MINNESOTA'S DWI TASK FORCE: WORKING TO INCREASE PUBLIC SAFETY ON OUR ROADS
The Minnesota DWI Task Force helped author, and strongly support, SF 2479 and HF 2766.
In October, the Minnesota Supreme Court decided State v. Carson, which overturned the DWI conviction of a woman who was driving under the influence of dust-off paint thinner. The Minnesota Supreme Court ruled that dust-off, or 1,1-difluoroethane (DFE), which is found in refrigerant-based propellant used for cleaning electronic equipment, was not a “hazardous substance” within the meaning of DWI statutes. The Supreme Court indicated that DFE is not on OSHA's list of hazardous substances, which is referenced in Minn. Stat. 169A.20, subd. 1(3). The DWI Task Force is seeking to introduce legislation that changes this statute by removing the reference to hazardous substances and severing the ties to OSHA's laws, which are geared towards workplace safety. In its place, the Task Force is proposing a definition of "intoxicating" substances that focuses on drugs and chemicals that cause impairment and render a person unsafe to operate a motor vehicle. The bill has passed the Senate Judiciary Committee (as amended into SF 2578), and been laid over for possible inclusion into the House omnibus bill.
Past Successful Legislative Initiatives:
**2017 -- HF 2364 and SF 2375, which responded to the United States Supreme Court's decision in Birchfield v. North Dakota and achieved five things: (1) Amended Minnesota's implied consent laws, 169A.51-53, to only reference breath tests, which is consistent with the Birchfield decision; (2) Criminalized refusal to comply with the execution of a search warrant, which is consistent with the refusal laws for breath test cases but codified under proper constitutional authority; (3) Provides for the revocation of an offender's driver's license for a failed test or refusal to comply with a search warrant, which is consistent with the consequences in a breath test case; (4) Extended the amount of time an offender has to challenge a license revocation from 30 to 60 days; and (5) Allows for a prescription drug affirmative defense in license revocation hearings.
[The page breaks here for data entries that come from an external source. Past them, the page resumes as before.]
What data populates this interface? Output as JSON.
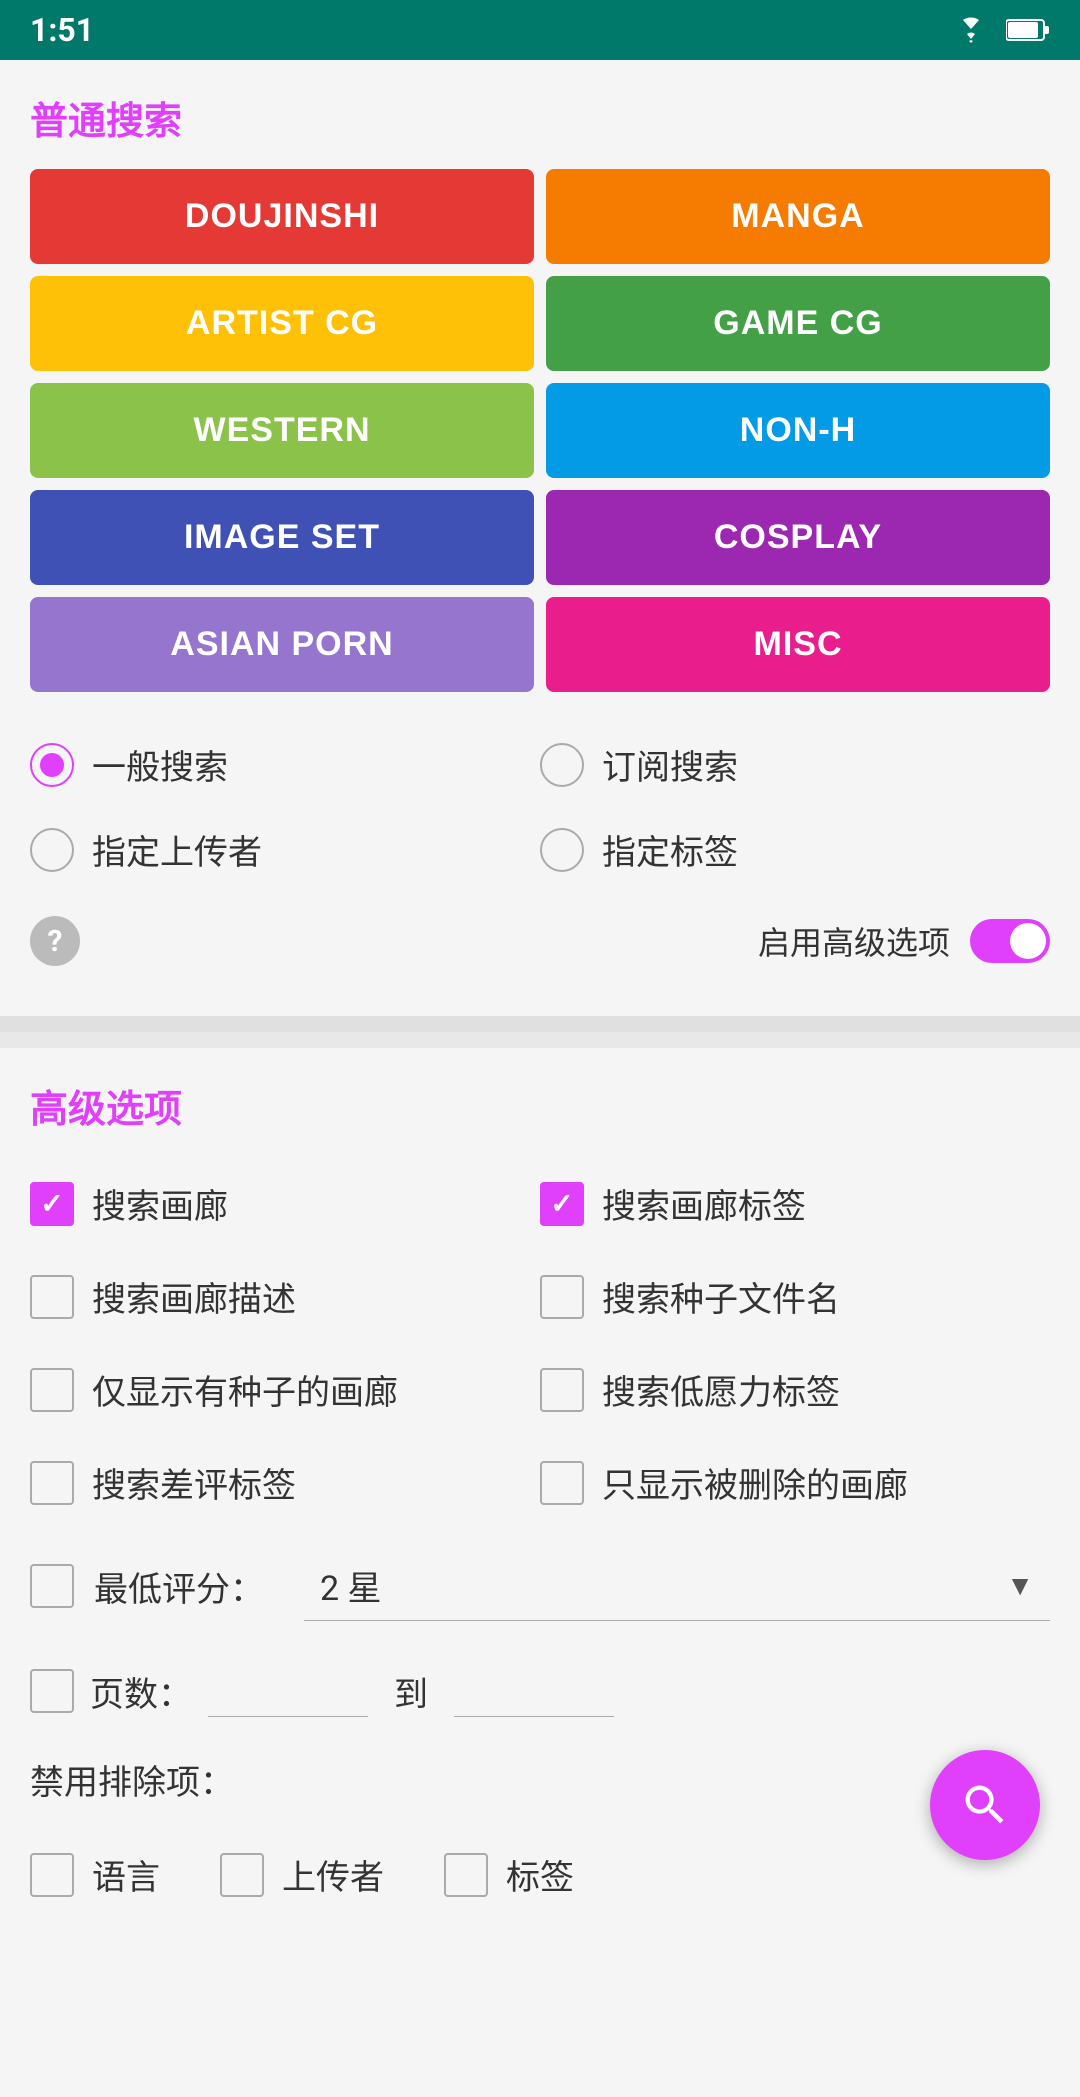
{
  "statusBar": {
    "time": "1:51",
    "wifi": "wifi-icon",
    "battery": "battery-icon"
  },
  "normalSearch": {
    "sectionTitle": "普通搜索",
    "buttons": [
      {
        "label": "DOUJINSHI",
        "class": "btn-doujinshi",
        "name": "doujinshi"
      },
      {
        "label": "MANGA",
        "class": "btn-manga",
        "name": "manga"
      },
      {
        "label": "ARTIST CG",
        "class": "btn-artist-cg",
        "name": "artist-cg"
      },
      {
        "label": "GAME CG",
        "class": "btn-game-cg",
        "name": "game-cg"
      },
      {
        "label": "WESTERN",
        "class": "btn-western",
        "name": "western"
      },
      {
        "label": "NON-H",
        "class": "btn-non-h",
        "name": "non-h"
      },
      {
        "label": "IMAGE SET",
        "class": "btn-image-set",
        "name": "image-set"
      },
      {
        "label": "COSPLAY",
        "class": "btn-cosplay",
        "name": "cosplay"
      },
      {
        "label": "ASIAN PORN",
        "class": "btn-asian-porn",
        "name": "asian-porn"
      },
      {
        "label": "MISC",
        "class": "btn-misc",
        "name": "misc"
      }
    ],
    "radioOptions": [
      {
        "label": "一般搜索",
        "selected": true,
        "name": "general-search"
      },
      {
        "label": "订阅搜索",
        "selected": false,
        "name": "subscription-search"
      },
      {
        "label": "指定上传者",
        "selected": false,
        "name": "specify-uploader"
      },
      {
        "label": "指定标签",
        "selected": false,
        "name": "specify-tag"
      }
    ],
    "advancedToggle": {
      "label": "启用高级选项",
      "enabled": true
    }
  },
  "advancedOptions": {
    "sectionTitle": "高级选项",
    "checkboxes": [
      {
        "label": "搜索画廊",
        "checked": true,
        "name": "search-gallery"
      },
      {
        "label": "搜索画廊标签",
        "checked": true,
        "name": "search-gallery-tag"
      },
      {
        "label": "搜索画廊描述",
        "checked": false,
        "name": "search-gallery-desc"
      },
      {
        "label": "搜索种子文件名",
        "checked": false,
        "name": "search-torrent"
      },
      {
        "label": "仅显示有种子的画廊",
        "checked": false,
        "name": "only-torrent"
      },
      {
        "label": "搜索低愿力标签",
        "checked": false,
        "name": "search-low-power"
      },
      {
        "label": "搜索差评标签",
        "checked": false,
        "name": "search-bad-tags"
      },
      {
        "label": "只显示被删除的画廊",
        "checked": false,
        "name": "show-deleted"
      }
    ],
    "minRating": {
      "checkboxChecked": false,
      "label": "最低评分：",
      "value": "2 星",
      "name": "min-rating"
    },
    "pageRange": {
      "checkboxChecked": false,
      "label": "页数：",
      "separator": "到",
      "fromPlaceholder": "",
      "toPlaceholder": ""
    },
    "excludeLabel": "禁用排除项：",
    "excludeItems": [
      {
        "label": "语言",
        "checked": false,
        "name": "exclude-language"
      },
      {
        "label": "上传者",
        "checked": false,
        "name": "exclude-uploader"
      },
      {
        "label": "标签",
        "checked": false,
        "name": "exclude-tag"
      }
    ]
  },
  "fab": {
    "label": "search-fab"
  }
}
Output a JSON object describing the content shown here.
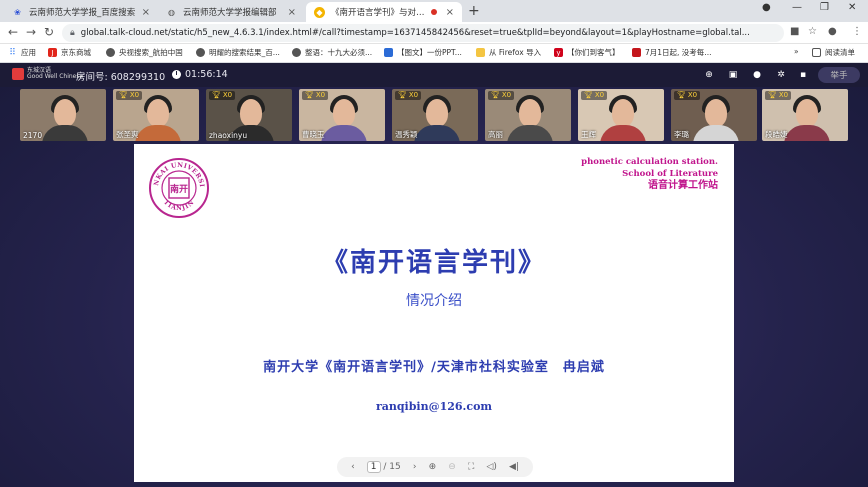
{
  "browser": {
    "tabs": [
      {
        "label": "云南师范大学学报_百度搜索",
        "active": false,
        "icon": "paw-icon"
      },
      {
        "label": "云南师范大学学报编辑部",
        "active": false,
        "icon": "globe-icon"
      },
      {
        "label": "《南开语言学刊》与对外汉语",
        "active": true,
        "icon": "app-icon"
      }
    ],
    "url": "global.talk-cloud.net/static/h5_new_4.6.3.1/index.html#/call?timestamp=1637145842456&reset=true&tplId=beyond&layout=1&playHostname=global.tal...",
    "bookmarks": [
      "应用",
      "京东商城",
      "央视搜索_航拍中国",
      "明耀的搜索结果_百...",
      "整语：十九大必须...",
      "【图文】一份PPT...",
      "从 Firefox 导入",
      "【你们到客气】",
      "7月1日起, 没考每..."
    ],
    "reading_list": "阅读清单"
  },
  "app": {
    "room_label": "房间号: 608299310",
    "timer": "01:56:14",
    "raise_hand": "举手",
    "logo_text": "东城汉语\nGood Well Chinese"
  },
  "participants": [
    {
      "name": "2170",
      "badge": "",
      "bg": "#8c7b6a",
      "body": "#3a3a3a"
    },
    {
      "name": "张圣爽",
      "badge": "X0",
      "bg": "#b9a58e",
      "body": "#c46a3a"
    },
    {
      "name": "zhaoxinyu",
      "badge": "X0",
      "bg": "#5a5248",
      "body": "#2b2b2b"
    },
    {
      "name": "曹晓玉",
      "badge": "X0",
      "bg": "#c9b6a0",
      "body": "#6b5ca0"
    },
    {
      "name": "温秀颖",
      "badge": "X0",
      "bg": "#7a6a58",
      "body": "#2f3a5a"
    },
    {
      "name": "高丽",
      "badge": "X0",
      "bg": "#9a8a78",
      "body": "#4a4a4a"
    },
    {
      "name": "王辉",
      "badge": "X0",
      "bg": "#d8c8b4",
      "body": "#b04040"
    },
    {
      "name": "李璐",
      "badge": "X0",
      "bg": "#6f5e50",
      "body": "#d5d5d5"
    },
    {
      "name": "段皓婕",
      "badge": "X0",
      "bg": "#cfc0ae",
      "body": "#8a3a4a"
    }
  ],
  "slide": {
    "seal_top": "NANKAI UNIVERSITY",
    "seal_bottom": "TIANJIN",
    "seal_center": "南开",
    "slogan_line1": "phonetic calculation station.",
    "slogan_line2": "School of Literature",
    "slogan_line3": "语音计算工作站",
    "title": "《南开语言学刊》",
    "subtitle": "情况介绍",
    "author": "南开大学《南开语言学刊》/天津市社科实验室　冉启斌",
    "email": "ranqibin@126.com"
  },
  "pager": {
    "current": "1",
    "total": "/ 15"
  },
  "colors": {
    "slide_blue": "#2d3db0",
    "slogan_magenta": "#c0148c",
    "seal_magenta": "#b8268f",
    "app_bg": "#25234d"
  }
}
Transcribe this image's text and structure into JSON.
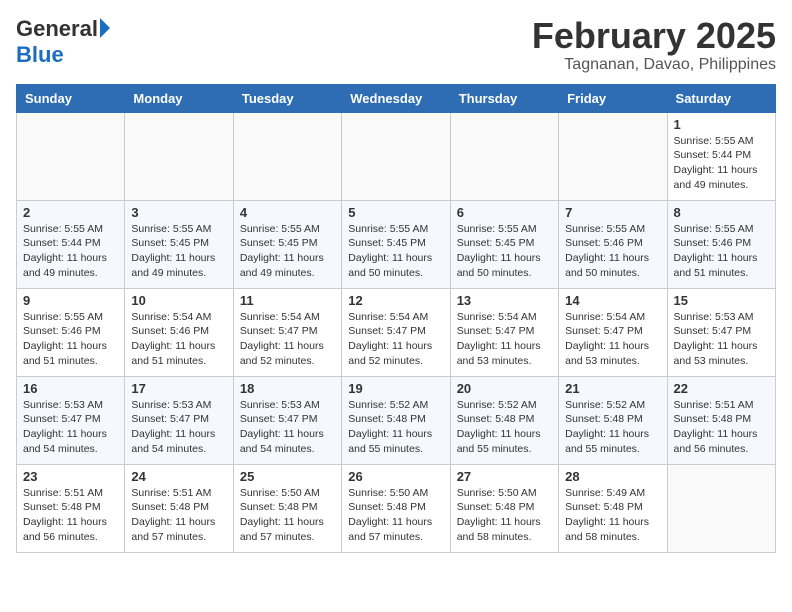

Here is a link to a final engrossment of the bill.
**2015 -- HF 1255 and SF 1073, which lowered the enhancement level of gross misdemeanor DWIs from an alcohol concentration of .20 to .16.